-- Your objective --
Using the records below, please work out how many lines contain "driven"; answer with the number alone.
::: Data provided
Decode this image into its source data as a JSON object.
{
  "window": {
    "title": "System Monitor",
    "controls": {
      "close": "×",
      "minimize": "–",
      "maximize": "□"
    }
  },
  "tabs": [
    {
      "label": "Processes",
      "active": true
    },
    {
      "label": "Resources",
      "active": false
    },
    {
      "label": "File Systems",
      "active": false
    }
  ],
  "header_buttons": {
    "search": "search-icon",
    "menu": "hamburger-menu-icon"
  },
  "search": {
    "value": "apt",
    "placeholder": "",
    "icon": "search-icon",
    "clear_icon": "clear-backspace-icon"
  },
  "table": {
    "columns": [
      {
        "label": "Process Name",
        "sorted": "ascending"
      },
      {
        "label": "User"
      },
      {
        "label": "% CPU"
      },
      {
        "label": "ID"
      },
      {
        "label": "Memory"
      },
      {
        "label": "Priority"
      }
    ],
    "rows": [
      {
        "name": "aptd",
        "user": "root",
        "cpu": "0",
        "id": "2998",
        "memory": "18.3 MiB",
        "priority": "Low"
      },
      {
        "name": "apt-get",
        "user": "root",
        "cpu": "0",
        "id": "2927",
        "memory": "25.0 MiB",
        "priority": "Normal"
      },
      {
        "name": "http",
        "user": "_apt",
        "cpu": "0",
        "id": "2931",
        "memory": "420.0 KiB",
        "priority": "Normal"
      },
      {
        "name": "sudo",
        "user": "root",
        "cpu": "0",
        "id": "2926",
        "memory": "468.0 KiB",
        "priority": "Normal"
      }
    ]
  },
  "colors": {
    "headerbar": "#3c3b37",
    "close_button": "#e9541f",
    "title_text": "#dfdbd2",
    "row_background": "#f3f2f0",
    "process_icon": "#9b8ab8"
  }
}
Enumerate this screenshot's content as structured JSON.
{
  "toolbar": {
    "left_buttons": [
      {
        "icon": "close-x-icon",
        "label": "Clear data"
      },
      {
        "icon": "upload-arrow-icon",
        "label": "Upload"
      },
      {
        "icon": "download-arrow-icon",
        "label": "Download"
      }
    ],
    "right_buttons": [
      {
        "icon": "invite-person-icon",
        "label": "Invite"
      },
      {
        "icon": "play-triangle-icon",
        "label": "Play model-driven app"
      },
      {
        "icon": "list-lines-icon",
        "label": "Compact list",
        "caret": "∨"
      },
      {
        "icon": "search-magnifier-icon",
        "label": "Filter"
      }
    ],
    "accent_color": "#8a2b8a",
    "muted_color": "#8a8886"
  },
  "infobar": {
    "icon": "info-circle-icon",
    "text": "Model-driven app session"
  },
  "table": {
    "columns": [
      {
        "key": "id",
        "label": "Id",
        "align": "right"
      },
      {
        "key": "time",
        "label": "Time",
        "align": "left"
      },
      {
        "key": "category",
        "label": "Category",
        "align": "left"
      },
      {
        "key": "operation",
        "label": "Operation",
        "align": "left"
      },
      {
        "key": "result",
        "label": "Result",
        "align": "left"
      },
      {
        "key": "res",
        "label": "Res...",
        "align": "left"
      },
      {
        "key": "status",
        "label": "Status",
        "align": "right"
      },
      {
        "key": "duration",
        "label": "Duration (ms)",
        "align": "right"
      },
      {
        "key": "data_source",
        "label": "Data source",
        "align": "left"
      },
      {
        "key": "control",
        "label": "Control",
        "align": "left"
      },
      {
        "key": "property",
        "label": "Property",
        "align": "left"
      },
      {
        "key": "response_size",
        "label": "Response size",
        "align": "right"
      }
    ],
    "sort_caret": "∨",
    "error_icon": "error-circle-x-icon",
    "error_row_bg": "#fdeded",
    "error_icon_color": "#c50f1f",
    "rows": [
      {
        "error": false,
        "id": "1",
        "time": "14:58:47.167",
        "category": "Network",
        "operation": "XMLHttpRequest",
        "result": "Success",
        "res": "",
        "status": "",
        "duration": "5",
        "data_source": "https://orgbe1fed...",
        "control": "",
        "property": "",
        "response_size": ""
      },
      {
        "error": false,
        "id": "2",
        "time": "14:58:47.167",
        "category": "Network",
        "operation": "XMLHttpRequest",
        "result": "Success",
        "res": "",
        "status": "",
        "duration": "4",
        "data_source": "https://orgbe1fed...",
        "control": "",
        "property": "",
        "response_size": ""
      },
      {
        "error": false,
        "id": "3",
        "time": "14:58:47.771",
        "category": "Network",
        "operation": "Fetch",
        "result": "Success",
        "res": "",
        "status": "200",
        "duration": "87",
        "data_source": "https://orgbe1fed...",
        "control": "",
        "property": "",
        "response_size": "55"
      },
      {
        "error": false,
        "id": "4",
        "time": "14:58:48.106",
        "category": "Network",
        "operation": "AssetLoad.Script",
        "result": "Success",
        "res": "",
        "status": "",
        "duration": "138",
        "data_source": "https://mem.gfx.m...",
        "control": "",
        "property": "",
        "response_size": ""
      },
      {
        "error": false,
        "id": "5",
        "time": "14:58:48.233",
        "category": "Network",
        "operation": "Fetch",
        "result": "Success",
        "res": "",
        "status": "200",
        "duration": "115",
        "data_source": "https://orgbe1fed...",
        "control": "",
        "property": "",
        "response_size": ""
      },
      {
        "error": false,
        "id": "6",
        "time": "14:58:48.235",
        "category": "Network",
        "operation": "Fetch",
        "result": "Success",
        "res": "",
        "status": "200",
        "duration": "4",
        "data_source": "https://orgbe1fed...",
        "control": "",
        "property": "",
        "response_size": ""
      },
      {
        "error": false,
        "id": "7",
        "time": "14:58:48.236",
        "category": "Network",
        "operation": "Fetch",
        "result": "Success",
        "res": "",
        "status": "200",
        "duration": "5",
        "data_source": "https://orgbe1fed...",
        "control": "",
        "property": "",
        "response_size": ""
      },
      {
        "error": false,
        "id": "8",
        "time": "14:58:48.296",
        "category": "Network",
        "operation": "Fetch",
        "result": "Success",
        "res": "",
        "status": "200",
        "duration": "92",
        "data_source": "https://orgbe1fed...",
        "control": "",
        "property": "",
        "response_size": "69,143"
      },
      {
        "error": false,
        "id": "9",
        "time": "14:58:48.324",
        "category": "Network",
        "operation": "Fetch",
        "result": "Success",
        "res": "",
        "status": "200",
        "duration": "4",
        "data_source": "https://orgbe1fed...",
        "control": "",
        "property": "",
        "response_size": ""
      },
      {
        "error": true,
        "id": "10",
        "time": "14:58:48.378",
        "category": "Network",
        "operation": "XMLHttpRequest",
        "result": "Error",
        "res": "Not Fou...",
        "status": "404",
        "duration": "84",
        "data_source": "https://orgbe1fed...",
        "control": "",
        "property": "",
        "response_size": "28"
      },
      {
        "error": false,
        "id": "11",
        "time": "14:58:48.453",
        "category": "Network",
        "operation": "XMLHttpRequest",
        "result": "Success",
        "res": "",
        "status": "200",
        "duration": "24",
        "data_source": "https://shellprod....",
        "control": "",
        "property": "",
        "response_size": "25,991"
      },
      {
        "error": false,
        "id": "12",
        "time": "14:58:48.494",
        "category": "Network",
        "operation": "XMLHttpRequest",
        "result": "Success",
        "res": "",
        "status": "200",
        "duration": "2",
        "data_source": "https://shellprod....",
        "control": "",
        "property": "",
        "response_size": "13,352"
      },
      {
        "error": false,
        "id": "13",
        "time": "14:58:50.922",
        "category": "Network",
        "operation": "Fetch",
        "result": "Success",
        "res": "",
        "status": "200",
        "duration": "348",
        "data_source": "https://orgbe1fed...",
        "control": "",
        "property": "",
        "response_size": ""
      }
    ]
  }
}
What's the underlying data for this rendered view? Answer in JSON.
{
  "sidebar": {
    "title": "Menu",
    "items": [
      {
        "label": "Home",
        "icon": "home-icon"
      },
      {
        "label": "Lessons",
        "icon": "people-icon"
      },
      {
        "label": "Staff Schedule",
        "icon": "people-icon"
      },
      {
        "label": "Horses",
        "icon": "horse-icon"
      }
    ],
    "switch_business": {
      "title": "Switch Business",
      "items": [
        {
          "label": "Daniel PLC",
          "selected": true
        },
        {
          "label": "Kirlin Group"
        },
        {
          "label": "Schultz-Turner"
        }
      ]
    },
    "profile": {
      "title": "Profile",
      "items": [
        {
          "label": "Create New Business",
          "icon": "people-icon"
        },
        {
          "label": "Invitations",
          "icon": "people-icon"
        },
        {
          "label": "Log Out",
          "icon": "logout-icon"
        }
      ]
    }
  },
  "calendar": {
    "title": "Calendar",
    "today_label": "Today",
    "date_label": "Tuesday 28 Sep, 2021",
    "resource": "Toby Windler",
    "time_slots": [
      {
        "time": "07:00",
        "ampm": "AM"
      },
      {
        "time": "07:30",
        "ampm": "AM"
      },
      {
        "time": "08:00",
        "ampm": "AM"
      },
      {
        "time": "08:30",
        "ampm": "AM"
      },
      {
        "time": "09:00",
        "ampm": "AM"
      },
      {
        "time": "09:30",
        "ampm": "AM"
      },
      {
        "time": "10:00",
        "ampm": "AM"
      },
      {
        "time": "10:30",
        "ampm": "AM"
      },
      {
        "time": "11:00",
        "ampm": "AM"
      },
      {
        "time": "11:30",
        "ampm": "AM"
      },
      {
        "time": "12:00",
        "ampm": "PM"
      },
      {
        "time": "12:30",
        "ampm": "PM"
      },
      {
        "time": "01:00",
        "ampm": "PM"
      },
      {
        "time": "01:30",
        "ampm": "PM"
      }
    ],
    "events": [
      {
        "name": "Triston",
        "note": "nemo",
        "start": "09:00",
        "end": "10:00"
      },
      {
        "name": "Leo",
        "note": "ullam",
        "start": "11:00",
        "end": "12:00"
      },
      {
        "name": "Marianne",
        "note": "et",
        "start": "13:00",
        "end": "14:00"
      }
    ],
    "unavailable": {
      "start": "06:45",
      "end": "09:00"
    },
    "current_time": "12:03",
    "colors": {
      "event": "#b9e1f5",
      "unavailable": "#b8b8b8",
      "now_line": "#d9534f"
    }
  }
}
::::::
-- Solution below --
2